Apple has rejected the iOS version of Edmund McMillen's celebrated The Binding of Isaac, according to a tweet from its publisher, Nicalis.
The Binding of Isaac was co-developed by Super Meat Boy creator Edmund McMillen and Florian Himsl. It was first released for PC in November 2011, receiving good reviews at launch and surpassing 2 million units sold within 18 months.
The iOS version has taken a long time to arrive, but Apple has taken a stand against the game's content. In a tweet published yesterday, Nicalis founder Tyrone Rodriguez exclaimed, "C'mon wtf... Apple," alongside a screenshot of the rejection.
Apple's reasoning? "Your app contains content or features that depict violence towards, or abuse of, children, which is not allowed on the App [Store]."
C'mon, wtf... Apple pic.twitter.com/aEygkjqH2b— Tyrone Rodriguez (@tyronerodriguez) February 7, 2016
The Binding of Isaac is loosely based on the biblical story of Isaac.

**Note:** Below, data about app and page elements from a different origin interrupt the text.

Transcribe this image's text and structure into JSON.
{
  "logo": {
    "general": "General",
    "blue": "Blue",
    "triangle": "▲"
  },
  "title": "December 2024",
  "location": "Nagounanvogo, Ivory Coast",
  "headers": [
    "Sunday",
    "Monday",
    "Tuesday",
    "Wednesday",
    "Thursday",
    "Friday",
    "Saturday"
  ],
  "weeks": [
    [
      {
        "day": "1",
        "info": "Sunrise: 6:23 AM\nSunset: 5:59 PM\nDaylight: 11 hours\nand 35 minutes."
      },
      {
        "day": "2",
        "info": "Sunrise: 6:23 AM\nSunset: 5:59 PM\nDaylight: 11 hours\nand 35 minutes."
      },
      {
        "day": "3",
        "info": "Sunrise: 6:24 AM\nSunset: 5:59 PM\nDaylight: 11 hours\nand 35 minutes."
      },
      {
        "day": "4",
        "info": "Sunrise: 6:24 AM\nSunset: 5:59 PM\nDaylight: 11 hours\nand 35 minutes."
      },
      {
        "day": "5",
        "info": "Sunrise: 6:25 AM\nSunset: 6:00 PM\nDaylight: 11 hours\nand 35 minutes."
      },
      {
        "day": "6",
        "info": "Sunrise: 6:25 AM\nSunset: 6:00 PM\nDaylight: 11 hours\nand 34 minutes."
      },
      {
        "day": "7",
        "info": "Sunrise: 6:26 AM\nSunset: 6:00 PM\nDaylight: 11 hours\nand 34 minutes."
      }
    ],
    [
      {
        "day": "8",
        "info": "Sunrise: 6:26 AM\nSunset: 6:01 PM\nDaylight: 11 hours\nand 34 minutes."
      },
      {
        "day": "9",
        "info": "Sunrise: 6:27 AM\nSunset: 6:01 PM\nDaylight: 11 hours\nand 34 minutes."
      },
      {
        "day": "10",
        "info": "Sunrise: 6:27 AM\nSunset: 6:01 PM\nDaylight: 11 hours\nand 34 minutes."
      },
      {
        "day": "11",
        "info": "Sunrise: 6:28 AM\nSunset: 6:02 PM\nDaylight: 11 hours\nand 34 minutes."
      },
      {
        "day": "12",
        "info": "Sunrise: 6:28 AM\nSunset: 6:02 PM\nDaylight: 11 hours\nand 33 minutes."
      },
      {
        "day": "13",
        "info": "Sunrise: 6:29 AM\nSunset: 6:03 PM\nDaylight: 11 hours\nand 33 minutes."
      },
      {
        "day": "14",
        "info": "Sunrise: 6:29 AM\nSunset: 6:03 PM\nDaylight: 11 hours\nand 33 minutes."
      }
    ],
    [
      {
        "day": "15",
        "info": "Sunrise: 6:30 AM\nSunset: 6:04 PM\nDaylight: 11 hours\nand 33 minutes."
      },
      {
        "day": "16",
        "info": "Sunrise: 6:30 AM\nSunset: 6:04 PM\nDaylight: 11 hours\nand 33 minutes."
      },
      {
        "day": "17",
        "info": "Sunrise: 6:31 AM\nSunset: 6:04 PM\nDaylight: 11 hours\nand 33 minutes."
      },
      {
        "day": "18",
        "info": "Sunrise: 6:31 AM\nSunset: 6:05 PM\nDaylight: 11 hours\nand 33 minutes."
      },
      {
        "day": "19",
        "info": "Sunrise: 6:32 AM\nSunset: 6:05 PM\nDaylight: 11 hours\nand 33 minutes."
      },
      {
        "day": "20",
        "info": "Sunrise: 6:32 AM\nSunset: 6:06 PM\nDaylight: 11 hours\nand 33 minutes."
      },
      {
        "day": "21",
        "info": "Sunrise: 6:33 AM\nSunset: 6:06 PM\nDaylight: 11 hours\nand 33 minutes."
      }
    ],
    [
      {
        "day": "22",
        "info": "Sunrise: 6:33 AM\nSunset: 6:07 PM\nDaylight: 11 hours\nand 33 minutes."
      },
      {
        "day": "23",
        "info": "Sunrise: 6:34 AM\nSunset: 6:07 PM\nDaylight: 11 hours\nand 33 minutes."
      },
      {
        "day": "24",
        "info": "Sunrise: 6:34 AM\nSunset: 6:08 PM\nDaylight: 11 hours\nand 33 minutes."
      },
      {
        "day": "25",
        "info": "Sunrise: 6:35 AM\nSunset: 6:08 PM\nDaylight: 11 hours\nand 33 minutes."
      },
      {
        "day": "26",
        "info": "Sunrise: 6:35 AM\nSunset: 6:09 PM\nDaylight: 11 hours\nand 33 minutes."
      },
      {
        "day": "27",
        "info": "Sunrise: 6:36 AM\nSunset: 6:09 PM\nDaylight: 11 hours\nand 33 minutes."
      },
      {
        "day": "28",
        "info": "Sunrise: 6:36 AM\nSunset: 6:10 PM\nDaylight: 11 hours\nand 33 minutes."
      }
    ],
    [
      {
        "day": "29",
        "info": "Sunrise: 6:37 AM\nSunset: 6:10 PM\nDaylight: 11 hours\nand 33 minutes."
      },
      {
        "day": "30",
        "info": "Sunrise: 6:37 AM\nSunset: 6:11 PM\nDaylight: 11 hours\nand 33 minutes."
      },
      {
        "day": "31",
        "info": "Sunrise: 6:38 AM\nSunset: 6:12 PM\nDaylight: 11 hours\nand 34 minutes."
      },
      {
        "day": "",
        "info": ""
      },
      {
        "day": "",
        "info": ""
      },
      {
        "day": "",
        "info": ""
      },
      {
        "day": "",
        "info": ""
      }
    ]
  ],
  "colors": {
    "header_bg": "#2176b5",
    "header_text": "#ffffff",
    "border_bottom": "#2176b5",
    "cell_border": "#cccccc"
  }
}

In the game, the player character is a young boy whose fanatically religious mother is convinced she need to kill her son by a voice in her head, which she believes to be the voice of God. Isaac manages to escape into the basement, with the actual game effectively a fight against monsters conjured by his own fear and anxiety.
This is presumably why Apple saw fit to reject the game, though Rodriguez was quick to highlight an example of what he saw as a similar case: Telltale's The Walking Dead, which has been available through the App Store for more than three years.
The Walking Dead on iOS=violence against children pic.twitter.com/GwRAFnZD6r— Tyrone Rodriguez (@tyronerodriguez) February 7, 2016
As with so many examples of Apple rejecting games from the App Store, the problem is not so much the content guideline as its application. In December 2014, Lucas Pope's Papers Please was rejected over depictions of nudity, the ruling completely disregarding the non-sexualised context in which the nudity is shown. The sex education game HappyPlayTime was also rejected on similar grounds.
The App Store's rule about the depiction of violence towards and abuse of children was also invoked in the case of Molleindustria's Phone Story, a game about the dubious practices involved in the manufacturing of smartphones. It showed children put to work in Coltan mines, and the working conditions in factories run by companies like Foxconn.